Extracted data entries
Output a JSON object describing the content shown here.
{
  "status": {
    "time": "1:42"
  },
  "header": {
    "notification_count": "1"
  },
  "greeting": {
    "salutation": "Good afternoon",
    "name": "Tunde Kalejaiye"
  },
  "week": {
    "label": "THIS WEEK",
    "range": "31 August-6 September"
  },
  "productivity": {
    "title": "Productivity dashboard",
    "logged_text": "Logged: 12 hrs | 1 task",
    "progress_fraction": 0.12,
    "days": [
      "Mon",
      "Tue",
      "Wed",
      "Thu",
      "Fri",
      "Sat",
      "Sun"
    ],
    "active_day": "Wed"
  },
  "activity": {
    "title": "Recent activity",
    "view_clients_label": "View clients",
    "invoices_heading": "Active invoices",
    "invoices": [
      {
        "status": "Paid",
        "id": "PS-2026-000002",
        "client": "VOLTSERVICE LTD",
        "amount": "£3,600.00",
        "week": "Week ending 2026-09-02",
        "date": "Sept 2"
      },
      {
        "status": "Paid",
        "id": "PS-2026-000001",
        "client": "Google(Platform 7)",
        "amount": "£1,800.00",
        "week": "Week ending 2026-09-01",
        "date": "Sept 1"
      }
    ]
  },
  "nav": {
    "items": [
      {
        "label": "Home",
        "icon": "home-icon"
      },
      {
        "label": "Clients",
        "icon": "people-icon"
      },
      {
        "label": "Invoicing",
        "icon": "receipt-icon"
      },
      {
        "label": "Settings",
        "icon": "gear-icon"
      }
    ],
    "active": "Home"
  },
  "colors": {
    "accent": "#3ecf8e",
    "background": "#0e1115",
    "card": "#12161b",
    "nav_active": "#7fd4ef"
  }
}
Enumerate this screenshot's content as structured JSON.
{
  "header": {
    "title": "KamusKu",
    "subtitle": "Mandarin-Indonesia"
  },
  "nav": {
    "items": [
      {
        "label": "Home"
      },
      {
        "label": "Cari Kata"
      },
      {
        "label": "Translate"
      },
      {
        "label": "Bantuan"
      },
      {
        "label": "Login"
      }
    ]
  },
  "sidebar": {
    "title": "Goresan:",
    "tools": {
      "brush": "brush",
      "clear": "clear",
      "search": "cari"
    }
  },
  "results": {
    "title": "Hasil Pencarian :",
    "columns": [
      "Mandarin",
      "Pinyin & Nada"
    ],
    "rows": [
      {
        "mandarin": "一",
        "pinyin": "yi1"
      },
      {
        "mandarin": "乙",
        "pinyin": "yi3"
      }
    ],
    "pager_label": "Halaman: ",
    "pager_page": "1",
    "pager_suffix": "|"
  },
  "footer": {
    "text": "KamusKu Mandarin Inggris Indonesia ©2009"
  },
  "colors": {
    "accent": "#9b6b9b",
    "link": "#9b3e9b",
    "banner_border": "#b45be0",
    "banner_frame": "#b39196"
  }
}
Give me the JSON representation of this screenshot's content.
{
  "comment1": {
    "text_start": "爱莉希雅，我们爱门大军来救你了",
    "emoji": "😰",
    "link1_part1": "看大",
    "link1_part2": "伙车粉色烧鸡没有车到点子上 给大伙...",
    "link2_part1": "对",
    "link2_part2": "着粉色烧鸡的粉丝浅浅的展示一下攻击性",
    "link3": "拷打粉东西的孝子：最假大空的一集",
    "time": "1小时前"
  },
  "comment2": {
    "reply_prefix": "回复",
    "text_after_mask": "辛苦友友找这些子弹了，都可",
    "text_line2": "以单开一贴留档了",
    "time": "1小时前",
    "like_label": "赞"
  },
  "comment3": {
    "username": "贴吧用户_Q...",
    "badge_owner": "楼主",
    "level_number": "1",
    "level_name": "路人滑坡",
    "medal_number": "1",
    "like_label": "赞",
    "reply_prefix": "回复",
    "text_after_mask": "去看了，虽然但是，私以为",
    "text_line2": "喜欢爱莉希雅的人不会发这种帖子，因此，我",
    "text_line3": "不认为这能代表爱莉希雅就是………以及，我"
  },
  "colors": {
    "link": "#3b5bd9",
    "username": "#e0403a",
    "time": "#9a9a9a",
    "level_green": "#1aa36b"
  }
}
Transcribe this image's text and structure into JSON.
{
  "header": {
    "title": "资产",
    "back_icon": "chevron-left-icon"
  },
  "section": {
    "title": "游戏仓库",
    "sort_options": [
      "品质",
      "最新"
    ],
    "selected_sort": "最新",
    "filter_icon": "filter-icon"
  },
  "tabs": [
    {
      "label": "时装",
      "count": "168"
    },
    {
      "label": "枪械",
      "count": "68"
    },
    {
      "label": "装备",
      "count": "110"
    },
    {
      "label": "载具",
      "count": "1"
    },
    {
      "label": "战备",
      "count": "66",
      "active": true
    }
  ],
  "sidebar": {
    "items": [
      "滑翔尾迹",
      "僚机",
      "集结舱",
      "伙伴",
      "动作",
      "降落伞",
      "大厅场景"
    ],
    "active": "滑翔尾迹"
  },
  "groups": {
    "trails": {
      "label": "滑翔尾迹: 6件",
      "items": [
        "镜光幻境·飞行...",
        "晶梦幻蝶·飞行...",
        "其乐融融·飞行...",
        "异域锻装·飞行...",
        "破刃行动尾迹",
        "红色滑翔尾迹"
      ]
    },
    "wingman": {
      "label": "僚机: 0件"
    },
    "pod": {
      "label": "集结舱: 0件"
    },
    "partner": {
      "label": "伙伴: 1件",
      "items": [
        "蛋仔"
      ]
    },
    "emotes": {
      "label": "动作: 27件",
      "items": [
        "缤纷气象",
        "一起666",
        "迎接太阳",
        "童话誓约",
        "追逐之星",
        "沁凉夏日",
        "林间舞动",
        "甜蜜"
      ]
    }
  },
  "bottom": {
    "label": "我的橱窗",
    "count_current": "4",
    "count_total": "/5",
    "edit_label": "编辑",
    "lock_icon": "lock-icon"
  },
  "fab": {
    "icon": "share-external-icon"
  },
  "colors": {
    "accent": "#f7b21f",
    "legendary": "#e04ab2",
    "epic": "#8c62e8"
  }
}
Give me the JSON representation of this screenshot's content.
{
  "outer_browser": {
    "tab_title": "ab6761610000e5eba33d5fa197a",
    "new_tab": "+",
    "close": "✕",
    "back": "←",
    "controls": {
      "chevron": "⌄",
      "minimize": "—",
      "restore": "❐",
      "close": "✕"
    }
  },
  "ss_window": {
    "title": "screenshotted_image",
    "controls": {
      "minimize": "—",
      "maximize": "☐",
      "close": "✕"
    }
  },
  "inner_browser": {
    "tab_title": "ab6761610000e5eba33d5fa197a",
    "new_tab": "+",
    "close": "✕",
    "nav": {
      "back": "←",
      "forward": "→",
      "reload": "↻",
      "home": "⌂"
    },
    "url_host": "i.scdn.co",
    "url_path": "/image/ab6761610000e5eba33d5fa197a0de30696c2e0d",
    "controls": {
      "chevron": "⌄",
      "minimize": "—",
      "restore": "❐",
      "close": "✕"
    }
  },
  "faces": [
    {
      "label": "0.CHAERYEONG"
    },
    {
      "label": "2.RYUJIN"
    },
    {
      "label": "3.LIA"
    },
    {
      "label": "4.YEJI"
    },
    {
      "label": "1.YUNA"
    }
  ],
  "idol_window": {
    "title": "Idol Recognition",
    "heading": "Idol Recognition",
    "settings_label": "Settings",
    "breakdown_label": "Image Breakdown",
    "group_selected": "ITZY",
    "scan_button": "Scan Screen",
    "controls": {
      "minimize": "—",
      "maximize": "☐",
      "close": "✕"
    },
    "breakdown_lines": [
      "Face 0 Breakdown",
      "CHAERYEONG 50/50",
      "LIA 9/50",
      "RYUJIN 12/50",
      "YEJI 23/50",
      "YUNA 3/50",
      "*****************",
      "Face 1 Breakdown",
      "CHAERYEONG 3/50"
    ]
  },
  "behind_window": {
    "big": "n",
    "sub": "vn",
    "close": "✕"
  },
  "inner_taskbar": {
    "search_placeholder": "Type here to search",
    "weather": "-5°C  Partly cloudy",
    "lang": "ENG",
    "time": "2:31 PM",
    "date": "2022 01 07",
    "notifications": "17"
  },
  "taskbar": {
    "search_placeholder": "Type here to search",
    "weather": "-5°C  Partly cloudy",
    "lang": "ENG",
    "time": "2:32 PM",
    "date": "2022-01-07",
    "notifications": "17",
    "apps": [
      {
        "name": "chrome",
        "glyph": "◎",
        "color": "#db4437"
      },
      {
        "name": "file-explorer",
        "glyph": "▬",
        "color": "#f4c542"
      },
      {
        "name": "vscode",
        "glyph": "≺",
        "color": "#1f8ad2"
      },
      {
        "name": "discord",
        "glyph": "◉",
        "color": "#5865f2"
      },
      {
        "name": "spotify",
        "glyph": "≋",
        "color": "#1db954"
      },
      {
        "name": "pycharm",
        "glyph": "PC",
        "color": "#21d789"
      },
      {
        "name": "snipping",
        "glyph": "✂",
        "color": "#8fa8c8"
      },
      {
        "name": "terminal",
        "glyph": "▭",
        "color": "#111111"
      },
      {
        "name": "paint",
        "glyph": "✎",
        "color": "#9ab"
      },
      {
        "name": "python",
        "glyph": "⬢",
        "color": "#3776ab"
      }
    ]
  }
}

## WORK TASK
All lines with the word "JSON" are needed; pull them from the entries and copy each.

## SOLUTION TO THE EXERCISE
Output a JSON object describing the content shown here.
Enumerate this screenshot's content as structured JSON.
Give me the JSON representation of this screenshot's content.
Transcribe this image's text and structure into JSON.
Give me the JSON representation of this screenshot's content.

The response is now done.